(Dataset rows describing interfaces)
# # #

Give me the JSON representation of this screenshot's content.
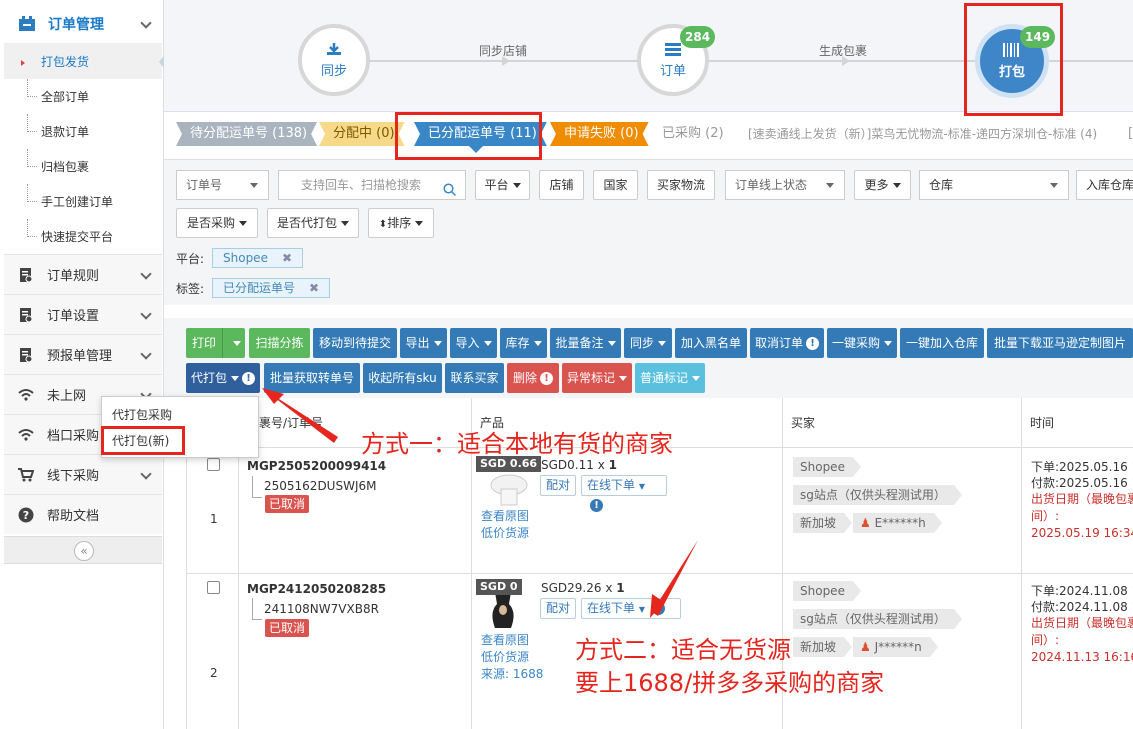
{
  "sidebar": {
    "header": {
      "title": "订单管理",
      "icon": "order-icon"
    },
    "sub_items": [
      {
        "label": "打包发货",
        "active": true
      },
      {
        "label": "全部订单"
      },
      {
        "label": "退款订单"
      },
      {
        "label": "归档包裹"
      },
      {
        "label": "手工创建订单"
      },
      {
        "label": "快速提交平台"
      }
    ],
    "groups": [
      {
        "label": "订单规则",
        "icon": "doc-icon"
      },
      {
        "label": "订单设置",
        "icon": "doc-icon"
      },
      {
        "label": "预报单管理",
        "icon": "doc-icon"
      },
      {
        "label": "未上网",
        "icon": "wifi-icon"
      },
      {
        "label": "档口采购",
        "icon": "wifi-icon"
      },
      {
        "label": "线下采购",
        "icon": "cart-icon"
      },
      {
        "label": "帮助文档",
        "icon": "help-icon"
      }
    ],
    "collapse": "«"
  },
  "workflow": {
    "steps": [
      {
        "label": "同步",
        "icon": "download-icon"
      },
      {
        "label": "订单",
        "icon": "list-icon",
        "badge": "284"
      },
      {
        "label": "打包",
        "icon": "barcode-icon",
        "badge": "149"
      }
    ],
    "connectors": [
      "同步店铺",
      "生成包裹"
    ]
  },
  "status_tabs": [
    {
      "label": "待分配运单号 (138)",
      "color": "#a9b4bf"
    },
    {
      "label": "分配中 (0)",
      "color": "#f7d98a"
    },
    {
      "label": "已分配运单号 (11)",
      "color": "#3a87c8"
    },
    {
      "label": "申请失败 (0)",
      "color": "#f08c00"
    },
    {
      "label": "已采购 (2)"
    },
    {
      "label": "[速卖通线上发货（新）]菜鸟无忧物流-标准-递四方深圳仓-标准 (4)"
    },
    {
      "label": "[S"
    }
  ],
  "filters": {
    "order_no": "订单号",
    "search_placeholder": "支持回车、扫描枪搜索",
    "platform": "平台",
    "shop": "店铺",
    "country": "国家",
    "buyer_logistics": "买家物流",
    "order_online_status": "订单线上状态",
    "more": "更多",
    "warehouse": "仓库",
    "inbound_warehouse": "入库仓库",
    "is_purchased": "是否采购",
    "is_agent_pack": "是否代打包",
    "sort": "排序",
    "platform_label": "平台:",
    "platform_tag": "Shopee",
    "tag_label": "标签:",
    "tag_value": "已分配运单号"
  },
  "toolbar": {
    "row1": [
      "打印",
      "扫描分拣",
      "移动到待提交",
      "导出",
      "导入",
      "库存",
      "批量备注",
      "同步",
      "加入黑名单",
      "取消订单",
      "一键采购",
      "一键加入仓库",
      "批量下载亚马逊定制图片"
    ],
    "row2": [
      "代打包",
      "批量获取转单号",
      "收起所有sku",
      "联系买家",
      "删除",
      "异常标记",
      "普通标记"
    ]
  },
  "dropdown": {
    "items": [
      "代打包采购",
      "代打包(新)"
    ]
  },
  "table": {
    "headers": [
      "裹号/订单号",
      "产品",
      "买家",
      "时间"
    ],
    "rows": [
      {
        "index": "1",
        "package_no": "MGP2505200099414",
        "order_no": "2505162DUSWJ6M",
        "status": "已取消",
        "sgd_badge": "SGD 0.66",
        "price": "SGD0.11 x",
        "qty": "1",
        "match": "配对",
        "online_order": "在线下单",
        "links": [
          "查看原图",
          "低价货源"
        ],
        "buyer": {
          "platform": "Shopee",
          "site": "sg站点（仅供头程测试用）",
          "country": "新加坡",
          "name": "E******h"
        },
        "time": {
          "ordered": "下单:2025.05.16 16",
          "paid": "付款:2025.05.16 16",
          "ship_label": "出货日期（最晚包裹",
          "ship_label2": "间）:",
          "ship_date": "2025.05.19 16:34"
        }
      },
      {
        "index": "2",
        "package_no": "MGP2412050208285",
        "order_no": "241108NW7VXB8R",
        "status": "已取消",
        "sgd_badge": "SGD 0",
        "price": "SGD29.26 x",
        "qty": "1",
        "match": "配对",
        "online_order": "在线下单",
        "links": [
          "查看原图",
          "低价货源",
          "来源: 1688"
        ],
        "buyer": {
          "platform": "Shopee",
          "site": "sg站点（仅供头程测试用）",
          "country": "新加坡",
          "name": "J******n"
        },
        "time": {
          "ordered": "下单:2024.11.08 16",
          "paid": "付款:2024.11.08 16",
          "ship_label": "出货日期（最晚包裹",
          "ship_label2": "间）:",
          "ship_date": "2024.11.13 16:16"
        }
      }
    ]
  },
  "annotations": {
    "method1": "方式一：适合本地有货的商家",
    "method2_line1": "方式二：适合无货源",
    "method2_line2": "要上1688/拼多多采购的商家"
  }
}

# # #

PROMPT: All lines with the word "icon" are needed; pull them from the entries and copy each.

WRITTEN RESPONSE:
      "icon": "order-icon"
        "icon": "doc-icon"
        "icon": "doc-icon"
        "icon": "doc-icon"
        "icon": "wifi-icon"
        "icon": "wifi-icon"
        "icon": "cart-icon"
        "icon": "help-icon"
        "icon": "download-icon"
        "icon": "list-icon",
        "icon": "barcode-icon",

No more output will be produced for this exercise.